(Stored data entries)
- - -
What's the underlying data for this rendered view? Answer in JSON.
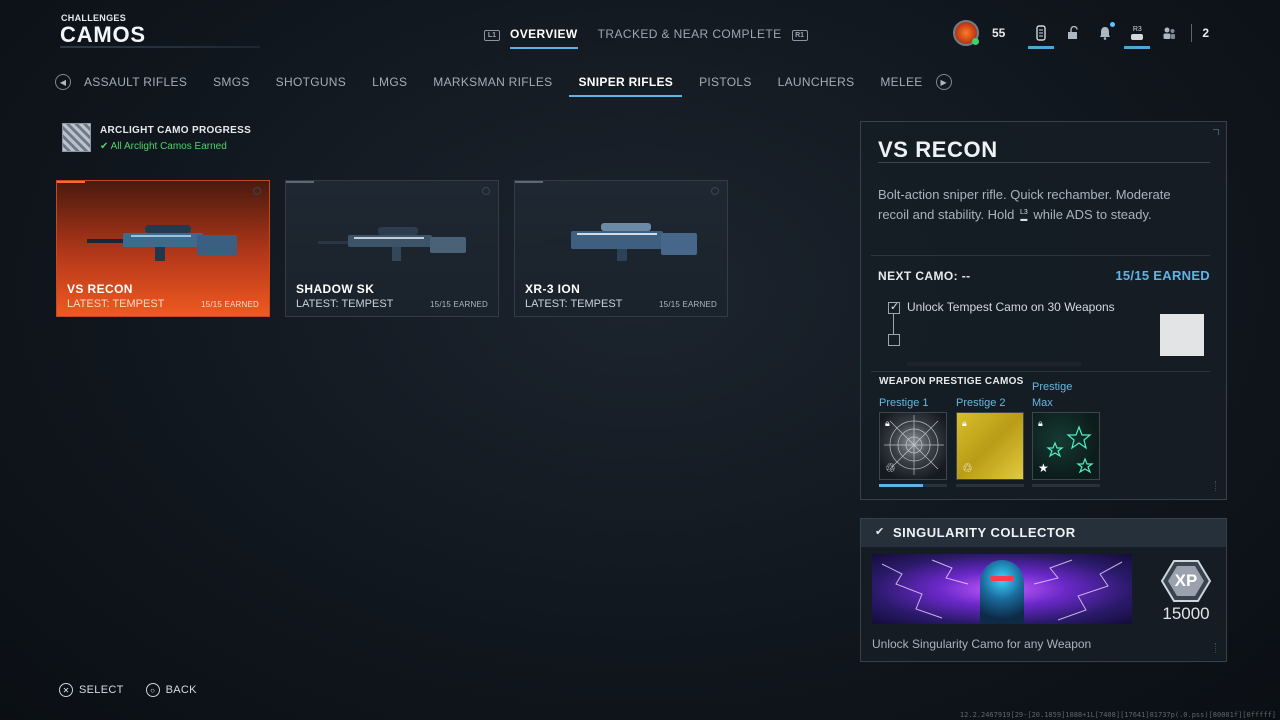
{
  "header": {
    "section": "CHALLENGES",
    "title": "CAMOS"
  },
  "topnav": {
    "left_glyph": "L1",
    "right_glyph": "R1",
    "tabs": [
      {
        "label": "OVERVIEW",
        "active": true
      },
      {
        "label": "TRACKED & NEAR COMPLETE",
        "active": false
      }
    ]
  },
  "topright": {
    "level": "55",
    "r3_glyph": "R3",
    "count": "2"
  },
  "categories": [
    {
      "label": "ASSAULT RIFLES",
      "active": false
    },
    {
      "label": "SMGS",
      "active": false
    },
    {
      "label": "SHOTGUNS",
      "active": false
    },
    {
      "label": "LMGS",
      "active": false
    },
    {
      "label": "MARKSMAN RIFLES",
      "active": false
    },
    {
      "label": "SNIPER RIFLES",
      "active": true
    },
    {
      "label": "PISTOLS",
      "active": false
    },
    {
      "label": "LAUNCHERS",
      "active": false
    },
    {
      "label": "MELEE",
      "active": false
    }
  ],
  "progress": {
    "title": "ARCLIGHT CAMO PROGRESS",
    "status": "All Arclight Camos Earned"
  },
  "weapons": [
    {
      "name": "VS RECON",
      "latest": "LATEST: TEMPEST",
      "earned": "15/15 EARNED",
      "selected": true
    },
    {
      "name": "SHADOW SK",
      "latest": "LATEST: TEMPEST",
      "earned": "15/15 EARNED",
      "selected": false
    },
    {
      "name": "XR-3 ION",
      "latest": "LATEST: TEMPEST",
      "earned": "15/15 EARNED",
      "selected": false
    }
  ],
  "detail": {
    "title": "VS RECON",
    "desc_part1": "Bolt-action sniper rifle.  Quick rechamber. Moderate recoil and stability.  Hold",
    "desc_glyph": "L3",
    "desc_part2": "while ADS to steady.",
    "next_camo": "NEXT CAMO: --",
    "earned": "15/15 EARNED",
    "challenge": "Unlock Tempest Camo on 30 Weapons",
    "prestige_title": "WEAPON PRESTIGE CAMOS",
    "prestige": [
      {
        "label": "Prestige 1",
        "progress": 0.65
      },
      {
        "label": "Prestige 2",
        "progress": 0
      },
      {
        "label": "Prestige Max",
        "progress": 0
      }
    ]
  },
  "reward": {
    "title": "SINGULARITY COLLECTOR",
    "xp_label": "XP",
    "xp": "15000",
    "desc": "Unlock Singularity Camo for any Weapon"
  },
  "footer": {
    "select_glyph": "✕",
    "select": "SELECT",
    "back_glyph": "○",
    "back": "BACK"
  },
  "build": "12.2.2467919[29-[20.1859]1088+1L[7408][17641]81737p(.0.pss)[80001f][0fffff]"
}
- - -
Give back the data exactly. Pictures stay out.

ANSWER BOX:
What's the underlying data for this rendered view? Answer in JSON.
{
  "header": {
    "section": "CHALLENGES",
    "title": "CAMOS"
  },
  "topnav": {
    "left_glyph": "L1",
    "right_glyph": "R1",
    "tabs": [
      {
        "label": "OVERVIEW",
        "active": true
      },
      {
        "label": "TRACKED & NEAR COMPLETE",
        "active": false
      }
    ]
  },
  "topright": {
    "level": "55",
    "r3_glyph": "R3",
    "count": "2"
  },
  "categories": [
    {
      "label": "ASSAULT RIFLES",
      "active": false
    },
    {
      "label": "SMGS",
      "active": false
    },
    {
      "label": "SHOTGUNS",
      "active": false
    },
    {
      "label": "LMGS",
      "active": false
    },
    {
      "label": "MARKSMAN RIFLES",
      "active": false
    },
    {
      "label": "SNIPER RIFLES",
      "active": true
    },
    {
      "label": "PISTOLS",
      "active": false
    },
    {
      "label": "LAUNCHERS",
      "active": false
    },
    {
      "label": "MELEE",
      "active": false
    }
  ],
  "progress": {
    "title": "ARCLIGHT CAMO PROGRESS",
    "status": "All Arclight Camos Earned"
  },
  "weapons": [
    {
      "name": "VS RECON",
      "latest": "LATEST: TEMPEST",
      "earned": "15/15 EARNED",
      "selected": true
    },
    {
      "name": "SHADOW SK",
      "latest": "LATEST: TEMPEST",
      "earned": "15/15 EARNED",
      "selected": false
    },
    {
      "name": "XR-3 ION",
      "latest": "LATEST: TEMPEST",
      "earned": "15/15 EARNED",
      "selected": false
    }
  ],
  "detail": {
    "title": "VS RECON",
    "desc_part1": "Bolt-action sniper rifle.  Quick rechamber. Moderate recoil and stability.  Hold",
    "desc_glyph": "L3",
    "desc_part2": "while ADS to steady.",
    "next_camo": "NEXT CAMO: --",
    "earned": "15/15 EARNED",
    "challenge": "Unlock Tempest Camo on 30 Weapons",
    "prestige_title": "WEAPON PRESTIGE CAMOS",
    "prestige": [
      {
        "label": "Prestige 1",
        "progress": 0.65
      },
      {
        "label": "Prestige 2",
        "progress": 0
      },
      {
        "label": "Prestige Max",
        "progress": 0
      }
    ]
  },
  "reward": {
    "title": "SINGULARITY COLLECTOR",
    "xp_label": "XP",
    "xp": "15000",
    "desc": "Unlock Singularity Camo for any Weapon"
  },
  "footer": {
    "select_glyph": "✕",
    "select": "SELECT",
    "back_glyph": "○",
    "back": "BACK"
  },
  "build": "12.2.2467919[29-[20.1859]1088+1L[7408][17641]81737p(.0.pss)[80001f][0fffff]"
}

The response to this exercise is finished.